Monday, September 23 at 2:50 a.m. is the Autumnal Equinox, also known as the First Day of Fall. An equinox occurs when the Earth is neither tilted toward or away from the sun.
The Earth is tilted by 23.5 degrees on its axis, which why we have seasons in the first place. When the northern hemisphere is tilted toward the sun, we’re in summer; when the northern hemisphere is tilted away from the sun we get winter. The equinox is the moment between, when both hemispheres receive the same amount of sunlight. During the equinox, the sunrise and sunset also appear at due east and due west respectively.
Although equinox does translate out to “equal night” the equinox is not actually a day of equal day and night for all us of. That day also depends on your latitude. For Huntsville, our day of equal daylight and night will come a few days after the equinox on September 26th. After this day we’ll experience more night hours than daylight hours until the winter solstice.
Between now and the winter solstice Huntsville’s average temperature will drop by about 30 degrees, from 83°F to 52°F. We’ve been well above average through most of September though; in fact, September 2019 is shaping up to be the second warmest month in Huntsville’s history with an average high of 95 degrees!
Unfortunately, the “Summer Sizzle” will not come to an end despite Fall’s beginning, and forecast guidance indicate that daytime highs in the mid to upper 90s are possible through next weekend.

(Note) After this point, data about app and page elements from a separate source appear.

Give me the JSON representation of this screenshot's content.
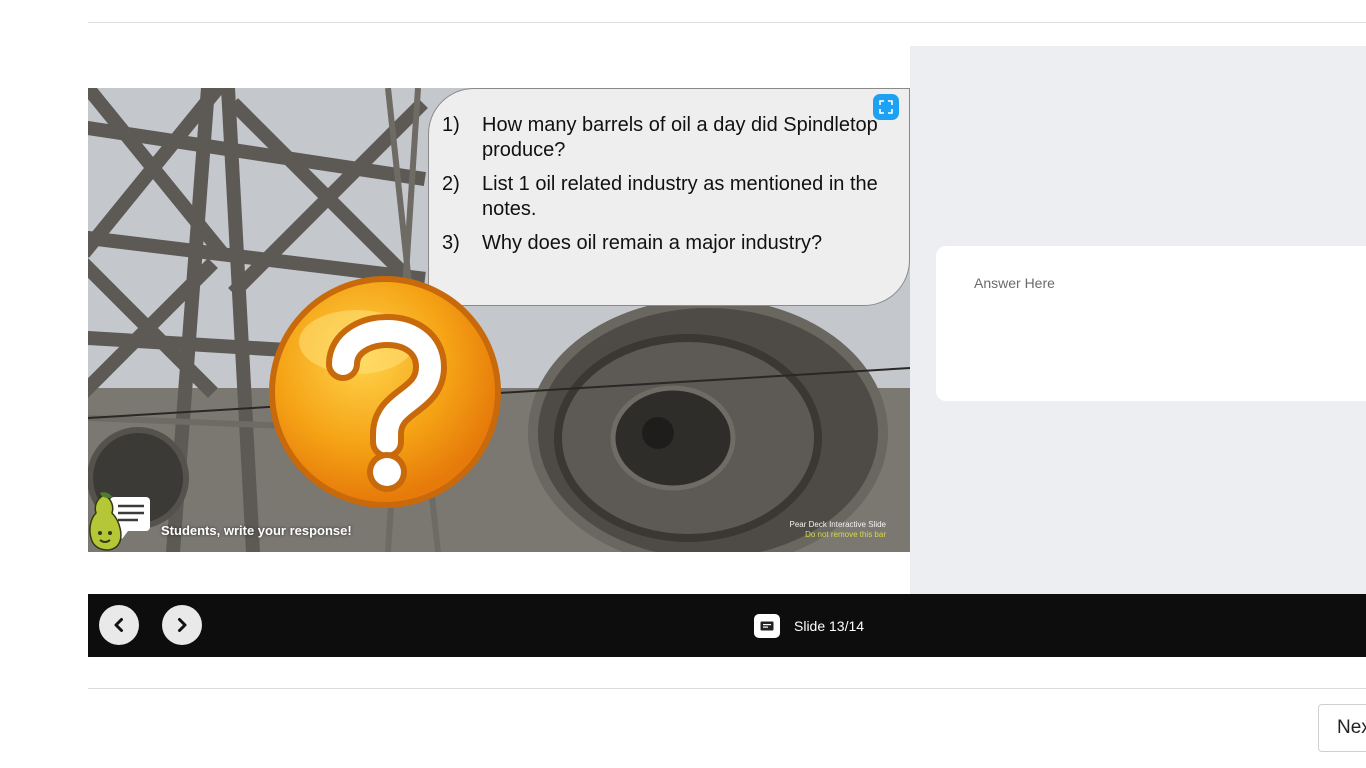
{
  "slide": {
    "questions": [
      {
        "num": "1)",
        "text": "How many barrels of oil a day did Spindletop produce?"
      },
      {
        "num": "2)",
        "text": "List 1 oil related industry as mentioned in the notes."
      },
      {
        "num": "3)",
        "text": "Why does oil remain a major industry?"
      }
    ],
    "response_prompt": "Students, write your response!",
    "note_line1": "Pear Deck Interactive Slide",
    "note_line2": "Do not remove this bar"
  },
  "answer": {
    "placeholder": "Answer Here",
    "value": ""
  },
  "navbar": {
    "slide_label": "Slide 13/14"
  },
  "footer": {
    "next_label": "Next"
  },
  "colors": {
    "navbar_bg": "#0d0d0d",
    "panel_bg": "#eceef1",
    "expand_button": "#1da1f2",
    "badge_orange": "#f29a0e"
  },
  "icons": [
    "fullscreen-icon",
    "question-mark-icon",
    "pear-deck-logo",
    "chevron-left-icon",
    "chevron-right-icon",
    "slide-icon"
  ]
}
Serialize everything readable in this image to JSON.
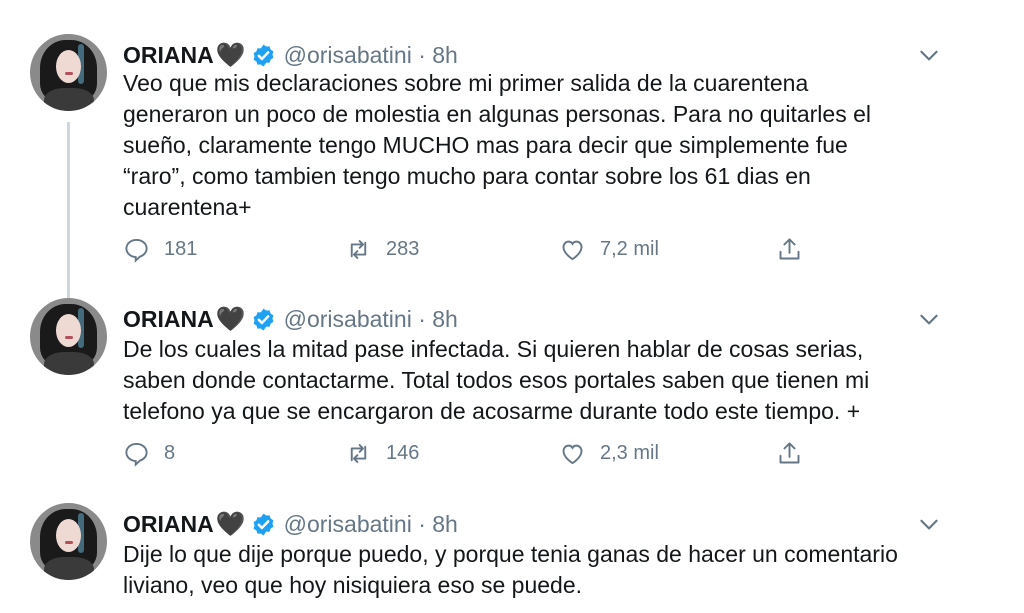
{
  "tweets": [
    {
      "name": "ORIANA",
      "heart": "🖤",
      "handle": "@orisabatini · 8h",
      "lines": [
        "Veo que mis declaraciones sobre mi primer salida de la cuarentena",
        "generaron un poco de molestia en algunas personas. Para no quitarles el",
        "sueño, claramente tengo MUCHO mas para decir que simplemente fue",
        "“raro”, como tambien tengo mucho para contar sobre los 61 dias en",
        "cuarentena+"
      ],
      "replies": "181",
      "retweets": "283",
      "likes": "7,2 mil"
    },
    {
      "name": "ORIANA",
      "heart": "🖤",
      "handle": "@orisabatini · 8h",
      "lines": [
        "De los cuales la mitad pase infectada. Si quieren hablar de cosas serias,",
        "saben donde contactarme. Total todos esos portales saben que tienen mi",
        "telefono ya que se encargaron de acosarme durante todo este tiempo. +"
      ],
      "replies": "8",
      "retweets": "146",
      "likes": "2,3 mil"
    },
    {
      "name": "ORIANA",
      "heart": "🖤",
      "handle": "@orisabatini · 8h",
      "lines": [
        "Dije lo que dije porque puedo, y porque tenia ganas de hacer un comentario",
        "liviano, veo que hoy nisiquiera eso se puede."
      ]
    }
  ],
  "icons": {
    "verified": "verified-badge-icon",
    "reply": "reply-icon",
    "retweet": "retweet-icon",
    "like": "heart-icon",
    "share": "share-icon",
    "more": "chevron-down-icon"
  },
  "colors": {
    "verified": "#1da1f2",
    "muted": "#657786",
    "text": "#14171a",
    "thread_line": "#ccd6dd"
  }
}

These forecast numbers are already 10 degrees above average, but it may be possible to experience temperatures 15 to 20 degrees above average if those model guidance numbers verify!
For the official long range forecast, click here to read the WHNT News 19 Forecast Discussion.